--- MATERIAL SUPPLIED ---
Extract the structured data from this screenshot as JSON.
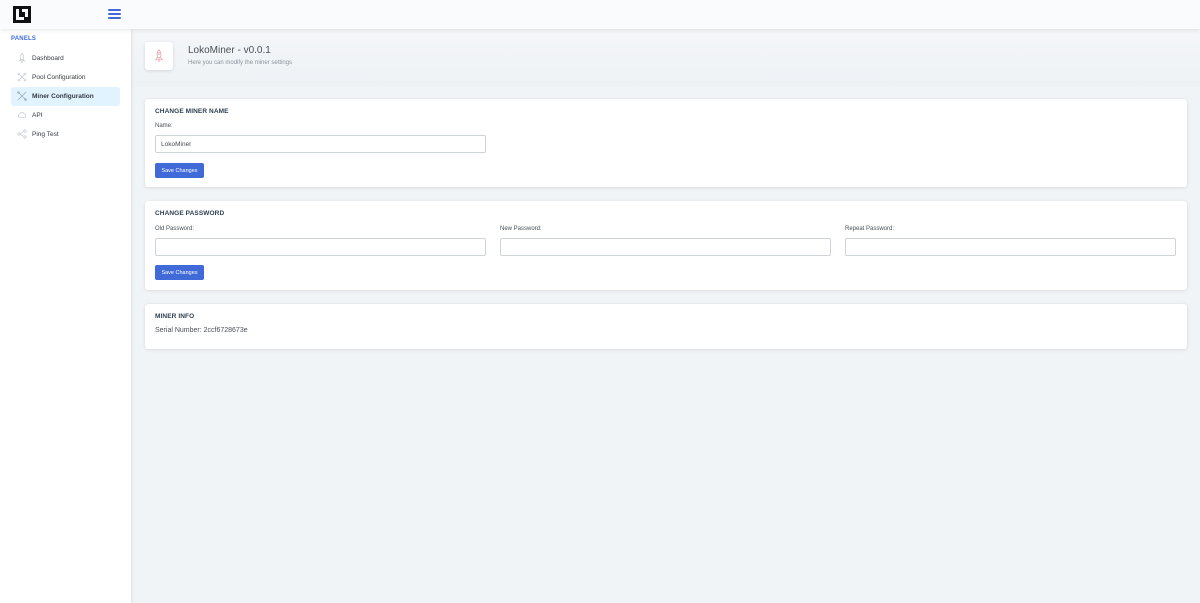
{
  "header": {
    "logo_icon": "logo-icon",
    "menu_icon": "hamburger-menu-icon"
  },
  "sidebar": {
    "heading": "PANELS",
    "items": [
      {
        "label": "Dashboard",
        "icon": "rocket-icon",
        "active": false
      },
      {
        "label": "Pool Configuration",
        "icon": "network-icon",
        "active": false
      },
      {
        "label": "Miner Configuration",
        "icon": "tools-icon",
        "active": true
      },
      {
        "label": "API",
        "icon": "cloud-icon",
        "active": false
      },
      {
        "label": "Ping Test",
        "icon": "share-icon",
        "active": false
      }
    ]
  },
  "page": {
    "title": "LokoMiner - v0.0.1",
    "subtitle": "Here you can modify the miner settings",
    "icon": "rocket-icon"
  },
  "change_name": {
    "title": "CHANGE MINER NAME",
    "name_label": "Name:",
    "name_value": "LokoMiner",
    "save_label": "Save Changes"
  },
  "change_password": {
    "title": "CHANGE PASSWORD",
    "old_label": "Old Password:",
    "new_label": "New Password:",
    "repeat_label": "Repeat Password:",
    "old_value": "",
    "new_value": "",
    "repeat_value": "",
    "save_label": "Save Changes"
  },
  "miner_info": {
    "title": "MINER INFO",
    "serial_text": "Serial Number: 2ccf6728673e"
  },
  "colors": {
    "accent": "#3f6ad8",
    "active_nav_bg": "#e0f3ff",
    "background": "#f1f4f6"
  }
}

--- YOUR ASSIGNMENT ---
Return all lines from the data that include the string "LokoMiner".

--- YOUR SOLUTION ---
    "title": "LokoMiner - v0.0.1",
    "name_value": "LokoMiner",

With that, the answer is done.